The Strathprints institutional repository is a digital archive of University of Strathclyde's Open Access research outputs. Strathprints provides access to thousands of Open Access research papers by University of Strathclyde researchers, including by Strathclyde researchers from the Department of Computer & Information Sciences involved in researching exciting new applications for mobile and smartphone technology. But the transformative application of mobile technologies is also the focus of research within disciplines as diverse as Electronic & Electrical Engineering, Marketing, Human Resource Management and Biomedical Enginering, among others.

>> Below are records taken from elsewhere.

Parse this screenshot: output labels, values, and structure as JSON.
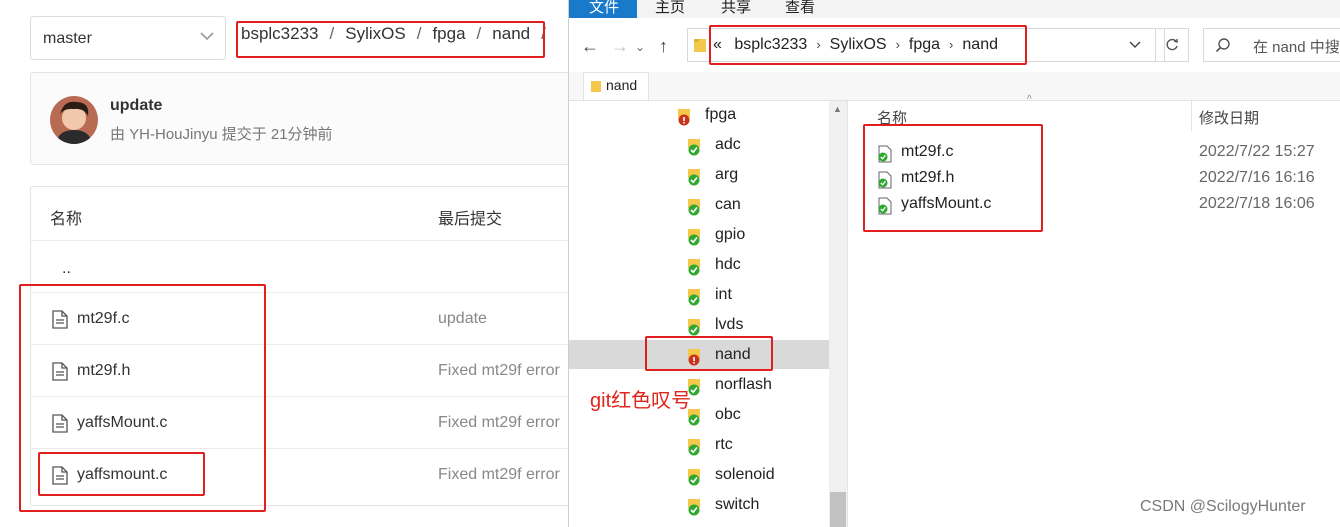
{
  "web": {
    "branch": "master",
    "breadcrumb": [
      "bsplc3233",
      "SylixOS",
      "fpga",
      "nand",
      "/"
    ],
    "commit": {
      "title": "update",
      "meta": "由 YH-HouJinyu 提交于 21分钟前"
    },
    "table": {
      "col_name": "名称",
      "col_commit": "最后提交",
      "parent": "..",
      "files": [
        {
          "name": "mt29f.c",
          "commit": "update"
        },
        {
          "name": "mt29f.h",
          "commit": "Fixed mt29f error"
        },
        {
          "name": "yaffsMount.c",
          "commit": "Fixed mt29f error"
        },
        {
          "name": "yaffsmount.c",
          "commit": "Fixed mt29f error"
        }
      ]
    }
  },
  "explorer": {
    "ribbon": {
      "file": "文件",
      "home": "主页",
      "share": "共享",
      "view": "查看"
    },
    "address": {
      "lead": "«",
      "parts": [
        "bsplc3233",
        "SylixOS",
        "fpga",
        "nand"
      ]
    },
    "search_placeholder": "在 nand 中搜",
    "tab": "nand",
    "tree": [
      "fpga",
      "adc",
      "arg",
      "can",
      "gpio",
      "hdc",
      "int",
      "lvds",
      "nand",
      "norflash",
      "obc",
      "rtc",
      "solenoid",
      "switch"
    ],
    "tree_selected": "nand",
    "columns": {
      "name": "名称",
      "date": "修改日期"
    },
    "files": [
      {
        "name": "mt29f.c",
        "date": "2022/7/22 15:27"
      },
      {
        "name": "mt29f.h",
        "date": "2022/7/16 16:16"
      },
      {
        "name": "yaffsMount.c",
        "date": "2022/7/18 16:06"
      }
    ]
  },
  "annotation": "git红色叹号",
  "watermark": "CSDN @ScilogyHunter",
  "colors": {
    "highlight": "#e21f1f",
    "accent": "#1979ca",
    "git_ok": "#2fa82f",
    "git_conflict": "#c8331e"
  }
}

Explore Strathclyde's Open Access research on smartphone technology now...

Utility of dynamic testosterone profiling for assessing human hepatic culture systems for 3D tissue engineering/pharma applications

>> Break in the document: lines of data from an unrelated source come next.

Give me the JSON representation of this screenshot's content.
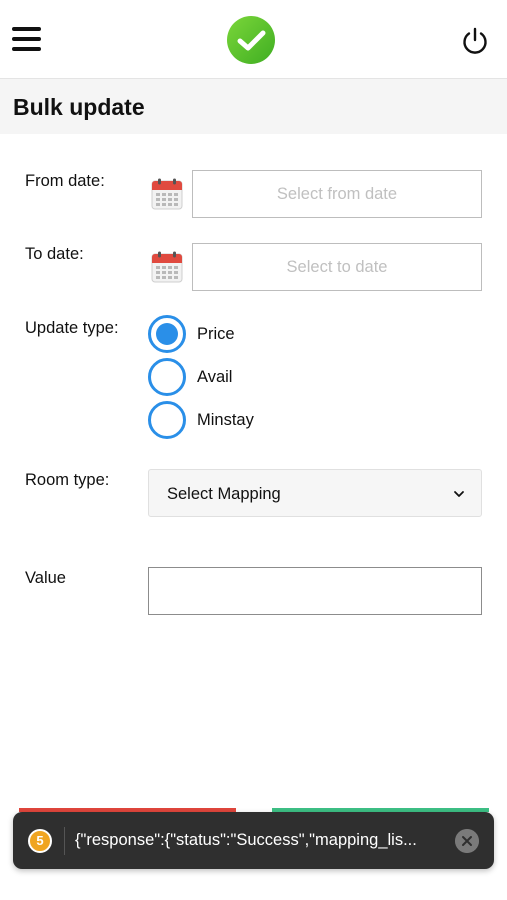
{
  "header": {
    "logo": "check-logo-icon",
    "menu_icon": "hamburger-menu-icon",
    "power_icon": "power-icon"
  },
  "page": {
    "title": "Bulk update"
  },
  "form": {
    "from_date": {
      "label": "From date:",
      "placeholder": "Select from date",
      "icon": "calendar-icon"
    },
    "to_date": {
      "label": "To date:",
      "placeholder": "Select to date",
      "icon": "calendar-icon"
    },
    "update_type": {
      "label": "Update type:",
      "options": [
        "Price",
        "Avail",
        "Minstay"
      ],
      "selected": "Price"
    },
    "room_type": {
      "label": "Room type:",
      "selected": "Select Mapping"
    },
    "value": {
      "label": "Value",
      "value": ""
    }
  },
  "toast": {
    "count": "5",
    "message": "{\"response\":{\"status\":\"Success\",\"mapping_lis..."
  },
  "colors": {
    "accent": "#2a8fe8",
    "logo_green": "#5cc52f",
    "danger_strip": "#e0463c",
    "success_strip": "#3dbf85",
    "toast_bg": "#2f2f2f",
    "toast_badge": "#f0a521"
  }
}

Nelson, L. N. and Grant, H. G. and Henderson, C. H. and Navarro, M. N. and Plevris, J. P. and Treskes, P. T. (2013) Utility of dynamic testosterone profiling for assessing human hepatic culture systems for 3D tissue engineering/pharma applications. International Journal of Artificial Organs, 36 (8). p. 586. ISSN 0391-3988

Full text not available in this repository. Request a copy from the Strathclyde author

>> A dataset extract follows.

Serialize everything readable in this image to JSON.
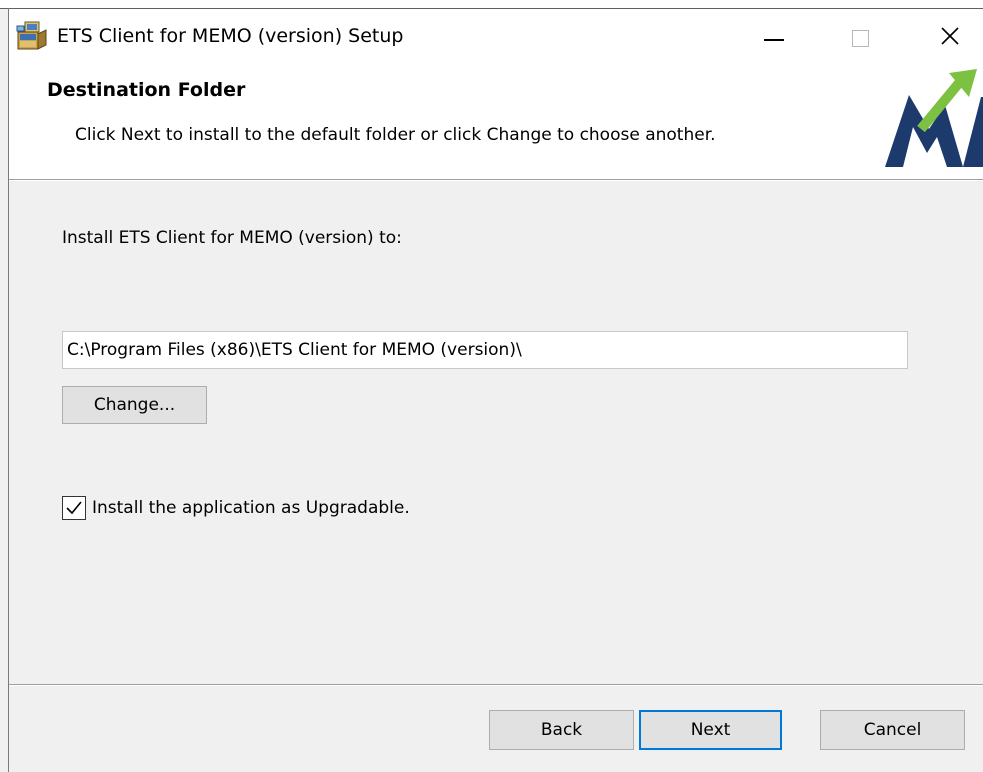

Abstract

Objectives: The generation of an in vitro 3D organotypic human hepatic model as a surrogate for primary tissue and a platform for drug testing requires various configurations and dimensions of culture to be tested in regard to their biotransformation capabilities. We tested a non-invasive assay for dynamic functional profiling of CYP3A4 activity as a potential tool for the functional assessment of culture formats.Methods & Materials: Human hepatic cell lines [C3A or HepaRG] grown on uncoated or collagen-coated 6-well plates were induced for 24 h with rifampicinand subsequently exposed to 50 μM testosterone for 2 h, before samples were taken and measured via HPLC. Results: HepaRG cells displayed a significantly higher relative turnover of testosterone metabolites (56.47±7.60%, p<0.0001) than both C3A culture formats (Collagen-coated: 1.95±0.19%, uncoated: 2.11±0.45%). Interestingly, the test also indicated more intact metabolic pathways in HepaRGs as shown by the relative abundance of various metabolites, whereas C3A samples only contained androstenedione or in the case of C3As grown on collagen-coated dishes, low additional amounts of 16α-hydroxytestosterone (11.73 vs. 88.27±7.42%). Conclusions: The dynamic testosterone profiling assay gives insight into the relative CYP3A4 specific metabolic activity of hepatic cell lines in vitro. As such,the assay is an attractive tool for the non-invasive assessment of metabolic activity of engineered tissue constructs and the influence of extracellular matrix composition on functionality in comparison to primary tissue and is currently being applied to CYP1A2-specific metabolism.